Eddie Hearn has seen many of Derek Chisora’s grittiest performances from a front-row seat.

Even Hearn marveled, however, at the veteran heavyweight’s remarkable resilience Saturday night. Like virtually everyone else who watched Chisora’s immediate rematch with Joseph Parker, Hearn expected Parker to knock him out either in the third round, when Chisora appeared out on his feet, or numerous times thereafter when Chisora could barely stand up straight at AO Arena in Manchester, England.

The courageous Chisora fought through extreme fatigue, took the former WBO champion’s most punishing punches and fired back enough times in spurts to make Parker reluctant to engage at points in a fight that surprisingly went the distance. Parker scored three knockdowns – one apiece in the fourth, seventh and eighth rounds – but Chisora huffed and puffed and fought his way to the final bell.

All three judges gave Chisora credit for his resolve throughout their 12-round encounter. Michael Alexander credited Parker for just a two-point win (114-112), whereas Ingo Barrabas (115-111) and Giustino Di Giovanni (115-110) had him ahead by bigger margins when the final bell sounded. Their first fight, a 12-rounder Parker won by split decision May 1 at AO Arena, was closely contested, too, but their rematch was a much more fan-friendly battle.

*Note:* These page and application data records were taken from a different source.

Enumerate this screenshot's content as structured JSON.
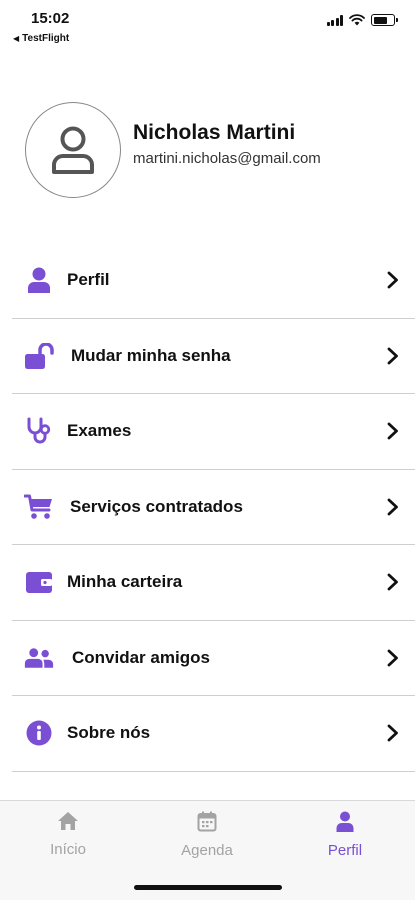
{
  "status_bar": {
    "time": "15:02",
    "back_app": "TestFlight"
  },
  "profile": {
    "name": "Nicholas Martini",
    "email": "martini.nicholas@gmail.com"
  },
  "menu": {
    "items": [
      {
        "label": "Perfil",
        "icon": "person-icon"
      },
      {
        "label": "Mudar minha senha",
        "icon": "unlock-icon"
      },
      {
        "label": "Exames",
        "icon": "stethoscope-icon"
      },
      {
        "label": "Serviços contratados",
        "icon": "cart-icon"
      },
      {
        "label": "Minha carteira",
        "icon": "wallet-icon"
      },
      {
        "label": "Convidar amigos",
        "icon": "people-icon"
      },
      {
        "label": "Sobre nós",
        "icon": "info-icon"
      }
    ]
  },
  "tab_bar": {
    "tabs": [
      {
        "label": "Início",
        "icon": "home-icon",
        "active": false
      },
      {
        "label": "Agenda",
        "icon": "calendar-icon",
        "active": false
      },
      {
        "label": "Perfil",
        "icon": "person-icon",
        "active": true
      }
    ]
  },
  "colors": {
    "accent": "#7b4fd4",
    "inactive": "#a3a3a3",
    "divider": "#cfcfcf"
  }
}
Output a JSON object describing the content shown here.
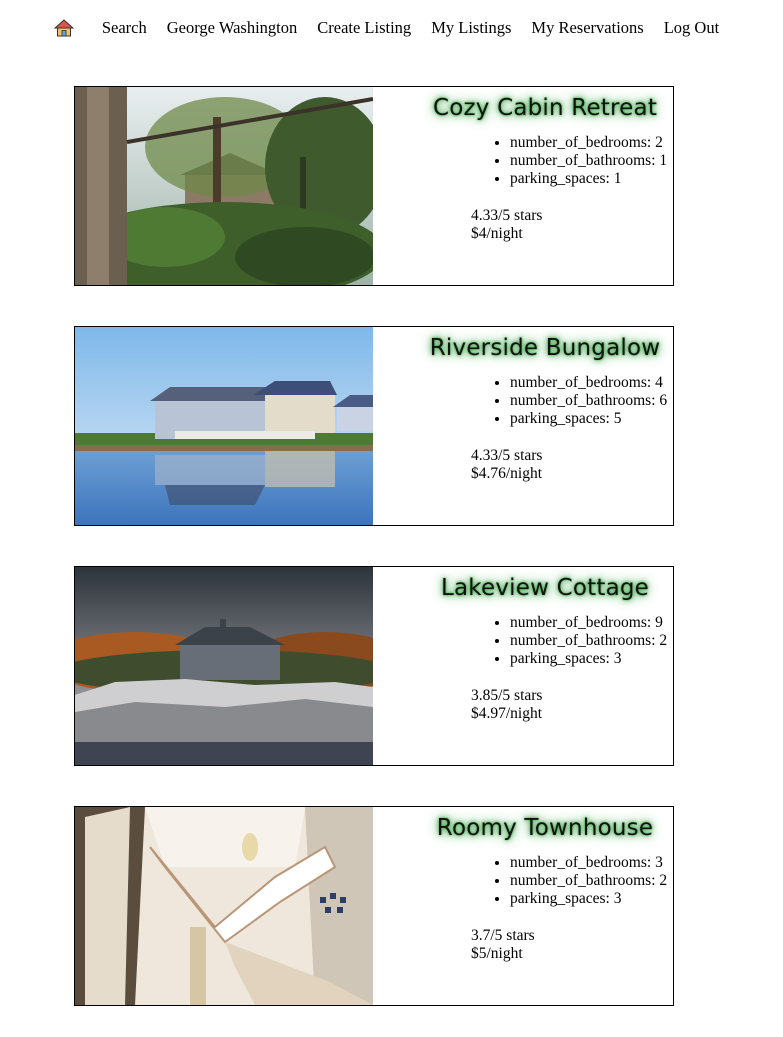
{
  "nav": {
    "home_icon": "home-icon",
    "links": [
      "Search",
      "George Washington",
      "Create Listing",
      "My Listings",
      "My Reservations",
      "Log Out"
    ]
  },
  "listings": [
    {
      "title": "Cozy Cabin Retreat",
      "features": [
        "number_of_bedrooms: 2",
        "number_of_bathrooms: 1",
        "parking_spaces: 1"
      ],
      "rating": "4.33/5 stars",
      "price": "$4/night"
    },
    {
      "title": "Riverside Bungalow",
      "features": [
        "number_of_bedrooms: 4",
        "number_of_bathrooms: 6",
        "parking_spaces: 5"
      ],
      "rating": "4.33/5 stars",
      "price": "$4.76/night"
    },
    {
      "title": "Lakeview Cottage",
      "features": [
        "number_of_bedrooms: 9",
        "number_of_bathrooms: 2",
        "parking_spaces: 3"
      ],
      "rating": "3.85/5 stars",
      "price": "$4.97/night"
    },
    {
      "title": "Roomy Townhouse",
      "features": [
        "number_of_bedrooms: 3",
        "number_of_bathrooms: 2",
        "parking_spaces: 3"
      ],
      "rating": "3.7/5 stars",
      "price": "$5/night"
    }
  ]
}
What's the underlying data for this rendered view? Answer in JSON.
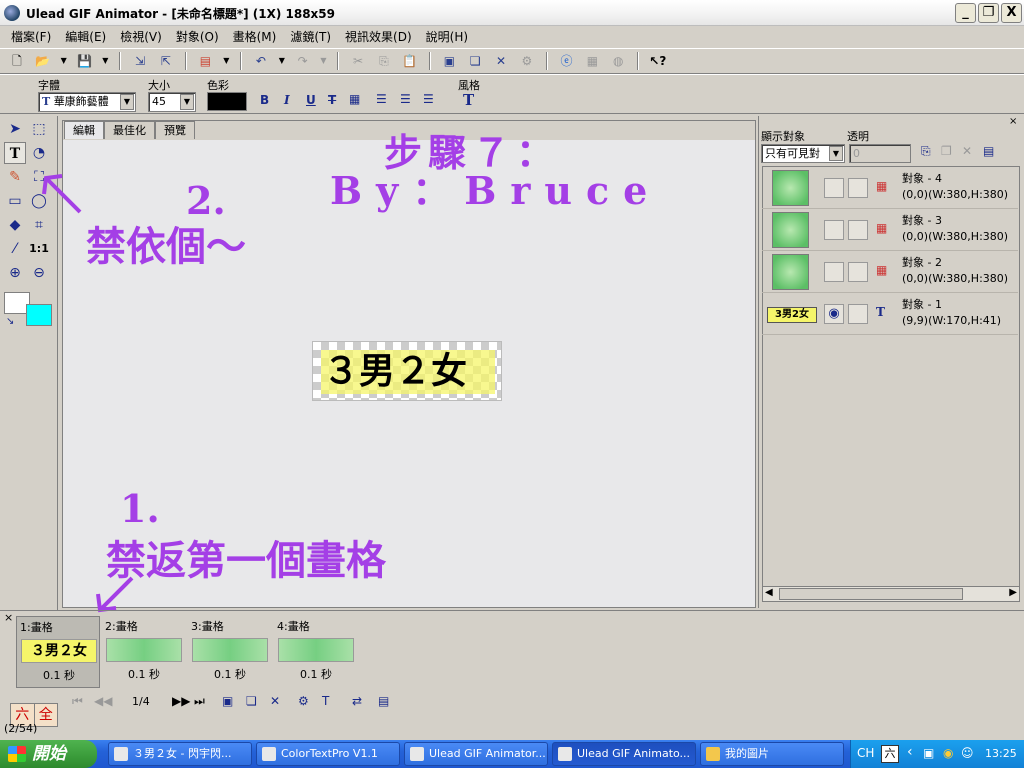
{
  "window": {
    "title": "Ulead GIF Animator - [未命名標題*] (1X) 188x59",
    "buttons": {
      "minimize": "_",
      "restore": "❐",
      "close": "X"
    }
  },
  "menu": [
    "檔案(F)",
    "編輯(E)",
    "檢視(V)",
    "對象(O)",
    "畫格(M)",
    "濾鏡(T)",
    "視訊效果(D)",
    "說明(H)"
  ],
  "textbar": {
    "font_label": "字體",
    "font_value": "華康飾藝體",
    "size_label": "大小",
    "size_value": "45",
    "color_label": "色彩",
    "color_value": "#000000",
    "style_label": "風格",
    "bold": "B",
    "italic": "I",
    "underline": "U",
    "strike": "T"
  },
  "tabs": [
    "編輯",
    "最佳化",
    "預覽"
  ],
  "canvas": {
    "text": "３男２女"
  },
  "annotations": {
    "step": "步驟７：",
    "author": "By：Bruce",
    "num2": "2.",
    "note2": "禁依個～",
    "num1": "1.",
    "note1": "禁返第一個畫格"
  },
  "right_panel": {
    "show_label": "顯示對象",
    "opacity_label": "透明",
    "filter_value": "只有可見對",
    "opacity_value": "0",
    "objects": [
      {
        "name": "對象 - 4",
        "info": "(0,0)(W:380,H:380)",
        "type": "image"
      },
      {
        "name": "對象 - 3",
        "info": "(0,0)(W:380,H:380)",
        "type": "image"
      },
      {
        "name": "對象 - 2",
        "info": "(0,0)(W:380,H:380)",
        "type": "image"
      },
      {
        "name": "對象 - 1",
        "info": "(9,9)(W:170,H:41)",
        "type": "text",
        "thumb_text": "3男2女"
      }
    ]
  },
  "frames": [
    {
      "label": "1:畫格",
      "time": "0.1 秒",
      "thumb_text": "３男２女"
    },
    {
      "label": "2:畫格",
      "time": "0.1 秒"
    },
    {
      "label": "3:畫格",
      "time": "0.1 秒"
    },
    {
      "label": "4:畫格",
      "time": "0.1 秒"
    }
  ],
  "frame_counter": "1/4",
  "ime": {
    "a": "六",
    "b": "全"
  },
  "status": "(2/54)",
  "taskbar": {
    "start": "開始",
    "tasks": [
      "３男２女 - 閃宇閃...",
      "ColorTextPro V1.1",
      "Ulead GIF Animator...",
      "Ulead GIF Animato...",
      "我的圖片"
    ],
    "lang": "CH",
    "time": "13:25"
  },
  "colors": {
    "annotation": "#a43fe6",
    "secondary_color": "#00ffff",
    "text_highlight": "#f5f56a"
  }
}
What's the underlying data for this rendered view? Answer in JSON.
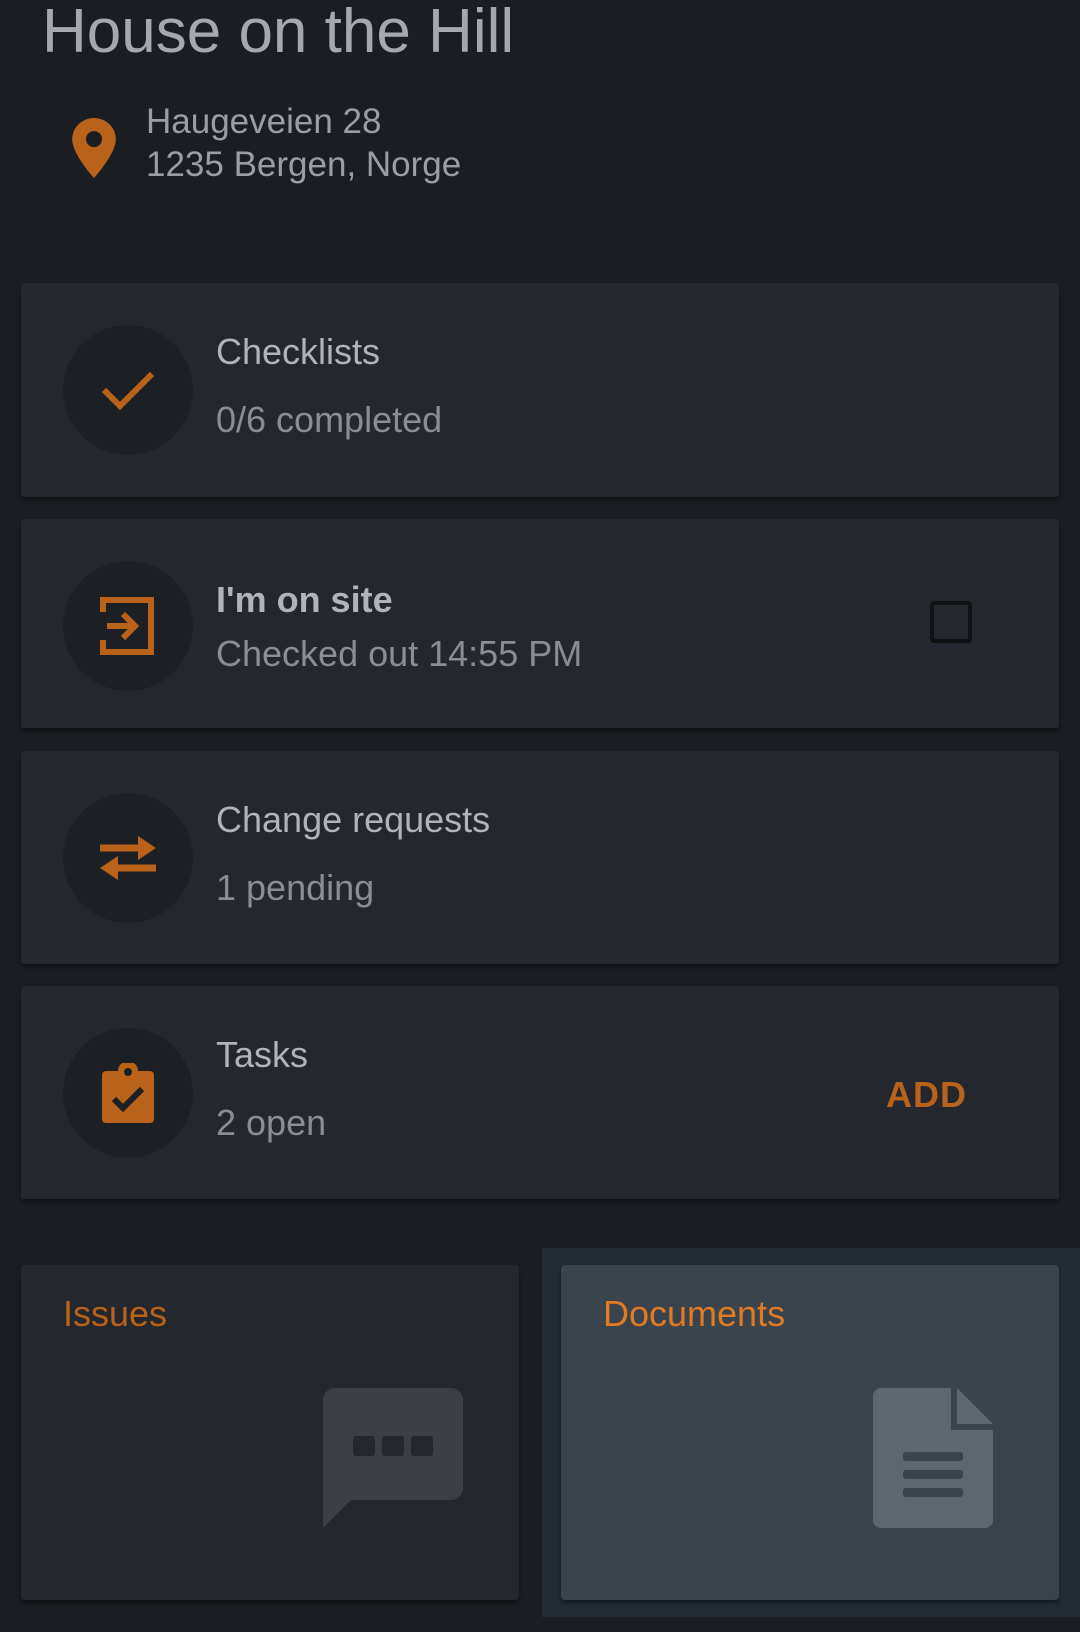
{
  "project": {
    "title": "House on the Hill",
    "address_line1": "Haugeveien 28",
    "address_line2": "1235 Bergen, Norge"
  },
  "cards": {
    "checklists": {
      "title": "Checklists",
      "subtitle": "0/6 completed",
      "icon": "check-icon"
    },
    "onsite": {
      "title": "I'm on site",
      "subtitle": "Checked out 14:55 PM",
      "icon": "sign-in-icon",
      "checked": false
    },
    "change_requests": {
      "title": "Change requests",
      "subtitle": "1 pending",
      "icon": "swap-arrows-icon"
    },
    "tasks": {
      "title": "Tasks",
      "subtitle": "2 open",
      "add_label": "ADD",
      "icon": "clipboard-check-icon"
    }
  },
  "tiles": {
    "issues": {
      "label": "Issues",
      "icon": "chat-bubble-icon"
    },
    "documents": {
      "label": "Documents",
      "icon": "document-icon"
    }
  },
  "colors": {
    "accent": "#b8621a",
    "background": "#1a1e23",
    "card": "#24282e"
  }
}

“It was a brilliant fight and, you know, firstly, congratulations to Joseph Parker,” Hearn said during his post-fight interview with DAZN. “He needed to box as well as he did tonight to win that fight because Dererck Chisora is, he’s not human. I mean, how that fight went 12 rounds, I’ll never know. And it was just a – he deserves so much credit. And it was a massive win for Joseph Parker. He needed to box as well as he did tonight to beat Dereck Chisora because there was zero quit in him – zero quit. And, you know, this is the toughest sport in the world. And both those guys deserve a huge amount of credit.”

Hearn considers Parker’s performance worthy of thrusting him back into the heavyweight championship picture.

The 29-year-old New Zealander has won six straight fights since he suffered back-to-back 12-round, unanimous-decision defeats to former IBF/IBO/WBA/WBO champ Anthony Joshua (24-2, 22 KOs) and Dillian Whyte (28-2, 19 KOs) in 2018. Parker lost the WBO belt to Joshua in their title unification fight, which took place in March 2018 at Principality Stadium in Cardiff, Wales.

The 37-year-old Chisora (32-12, 23 KOs) has lost three straight bouts, including a 12-round unanimous decision to new champion Oleksandr Usyk (19-0, 13 KOs) before his two losses to Parker, but Hearn expects the London-based, Zimbabwe-born contender to continue fighting.

Keith Idec is a senior writer/columnist for BoxingScene.com. He can be reached on Twitter @Idecboxing.